The main ceremony starts at 9am.  People have come from all around to participate.  Nuns from the nearby sister convent have come up.  Quite a crowd has gathered to watch the initiation of the new monks. The chanting lasts hours and we guests must periodically leave and then re-enter the room.  Even when it finishes, it does not end.  At the signal that everything has finished I get up and walk out of the temple, my frozen feet longing for my shoes.  But though the Master also leaves, it seems most of the monks remain, to pray and chant yet more.  But finally, in their orange or brown or purple cloaks, they flow out, their big metal begging bowls in their hands.

The nuns have cleared a space in front of the main temple hall and have swept the ground of large stones.  Rose petals have been strewn across the area.  A line of tables supports a weight of snack food: sugary rice crackers, fruits, nuts and chocolates. As the monks process along, the nuns and local townspeople pile these sweets into the begging bowls and shower the monks with yet more rose petals.  There is laughter and smiles and a final bout of singing before silence descends as everyone starts eating.  Lunch is dished up soon afterwards, the food markedly worse than it had been at breakfast.  As I manfully chewed on my cold, dry-and-yet-soggy rice, a local townsman came up to me to practice his English.  With a broad smile he told me that in Buddhism there could be no waste.  ‘I am sorry,’ he said. ‘No waste. No waste at all.’  He watched me lift another chopstick-full of rice to my mouth.  Mid-tasteless bite I paused and smiled.

*

On this Jizu Mountain, mine is not the only temple.  They dot the entire mountain, and up at the top a stone pagoda juts up into the sky.  It is a steep walk along mountain paths to get there.  The drops are sheer but the views staggering.  My friend, newly-made monk that he is, swishes in his new robes confidently: he has walked these paths before.  He course is clear.  We stop at a hermit’s hut, gather wood, draw water from a spring, and boil up some local pu’er tea, our backs to stupas covered in swastikas alternately pointing to the right, alternately pointing to the left.  I am a little out of puff as we finally make the summit in time for the last of the evening light.  In the dying light the colours seem more vivid, and the quickly cooling air focuses our minds.

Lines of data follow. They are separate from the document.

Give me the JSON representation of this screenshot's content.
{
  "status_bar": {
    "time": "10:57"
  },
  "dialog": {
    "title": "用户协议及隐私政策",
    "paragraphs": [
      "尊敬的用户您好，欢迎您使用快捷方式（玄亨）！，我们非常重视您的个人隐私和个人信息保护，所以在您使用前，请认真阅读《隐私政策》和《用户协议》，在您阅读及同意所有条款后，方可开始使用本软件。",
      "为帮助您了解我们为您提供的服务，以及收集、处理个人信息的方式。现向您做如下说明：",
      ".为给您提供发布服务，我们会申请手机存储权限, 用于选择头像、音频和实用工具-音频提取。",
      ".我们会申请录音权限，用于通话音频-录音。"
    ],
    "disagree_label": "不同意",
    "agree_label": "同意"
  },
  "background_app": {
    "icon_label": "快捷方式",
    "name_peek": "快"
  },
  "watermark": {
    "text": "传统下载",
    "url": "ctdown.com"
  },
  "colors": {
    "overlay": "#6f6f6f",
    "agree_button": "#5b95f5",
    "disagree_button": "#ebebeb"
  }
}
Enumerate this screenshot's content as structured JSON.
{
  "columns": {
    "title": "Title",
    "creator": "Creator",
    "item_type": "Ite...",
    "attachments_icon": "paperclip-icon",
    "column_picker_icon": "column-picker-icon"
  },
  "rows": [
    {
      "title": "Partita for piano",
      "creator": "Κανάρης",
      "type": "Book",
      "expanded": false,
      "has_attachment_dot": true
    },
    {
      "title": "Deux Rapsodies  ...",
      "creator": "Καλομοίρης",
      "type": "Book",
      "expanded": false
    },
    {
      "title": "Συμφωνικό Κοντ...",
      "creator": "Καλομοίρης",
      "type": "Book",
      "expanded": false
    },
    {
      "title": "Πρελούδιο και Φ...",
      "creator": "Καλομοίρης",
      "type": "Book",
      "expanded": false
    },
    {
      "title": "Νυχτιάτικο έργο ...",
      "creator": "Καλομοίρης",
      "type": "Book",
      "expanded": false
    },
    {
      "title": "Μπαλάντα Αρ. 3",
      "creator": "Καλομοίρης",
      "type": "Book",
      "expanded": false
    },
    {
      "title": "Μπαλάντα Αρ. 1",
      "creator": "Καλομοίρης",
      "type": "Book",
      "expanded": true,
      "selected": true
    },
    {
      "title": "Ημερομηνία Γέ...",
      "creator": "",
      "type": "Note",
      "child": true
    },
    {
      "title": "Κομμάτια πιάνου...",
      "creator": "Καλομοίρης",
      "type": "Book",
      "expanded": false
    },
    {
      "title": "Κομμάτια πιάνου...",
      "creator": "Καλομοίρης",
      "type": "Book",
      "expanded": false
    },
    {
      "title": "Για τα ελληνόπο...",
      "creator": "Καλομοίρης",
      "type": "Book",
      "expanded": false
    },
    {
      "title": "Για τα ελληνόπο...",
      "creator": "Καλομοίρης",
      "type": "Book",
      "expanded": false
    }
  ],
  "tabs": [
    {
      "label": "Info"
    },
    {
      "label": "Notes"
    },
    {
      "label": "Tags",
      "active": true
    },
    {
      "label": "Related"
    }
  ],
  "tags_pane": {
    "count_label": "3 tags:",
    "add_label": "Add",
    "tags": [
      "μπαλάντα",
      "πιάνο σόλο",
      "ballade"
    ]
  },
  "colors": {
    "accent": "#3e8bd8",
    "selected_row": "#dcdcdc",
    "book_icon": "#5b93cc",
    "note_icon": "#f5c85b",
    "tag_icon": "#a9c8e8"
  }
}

Yet as we make our descent our conversation broadens out.  It is as if we both feel that this is our last chance to speak.  But what it is that we are meant to say?  This is the Buddhist way.  This is the moment for the profound.  For the life, the universe, and for everything.  But reality is somehow more tawdry, even when we manage to step beyond the awkwardness of a Carson McCuller’s tale.  In simple English and Chinese we chat. He tells me of his choices and his path, but he is keen to dissect my life as well.  He wants me to experience the joy he gains through his new found simplicity: a simplicity of life that has shorn him of much, including wife and child.  But the questions are too great and we are out of time.  The darkness now is complete, but there are little dots of light ahead.  We are back at the monastery.  It is time for bed.  Tomorrow I must return to the world.

Asia/China

No news

Today, 16th May, is an important anniversary. It is fifty years to the day since the start of one of the Twentieth Century’s most peculiar and hard to understand episodes. Yet I saw and heard no mention of it Beijing at all.

Today is the fiftieth anniversary of the start of the Great Proletarian Cultural Revolution.

Asia/China

Public speaking

I had to give a lecture today to a graduate-only outpost of Beijing University in Shenzhen. Afterwards one of the students stepped forward to thank me. She loved my accent.

Asia/China

Tea in Shanghai

I am here in Shanghai for under 24 hours. This isn’t visit. It is just an instrument of sleep deprivation. I down five mugs of tea just to keep going through breakfast.

Asia/China

Beijing at night

There are definite advantages to seeing Beijing at night. You can’t see the pollution. After all, when it is dark you are not supposed to be able to see the end of the street.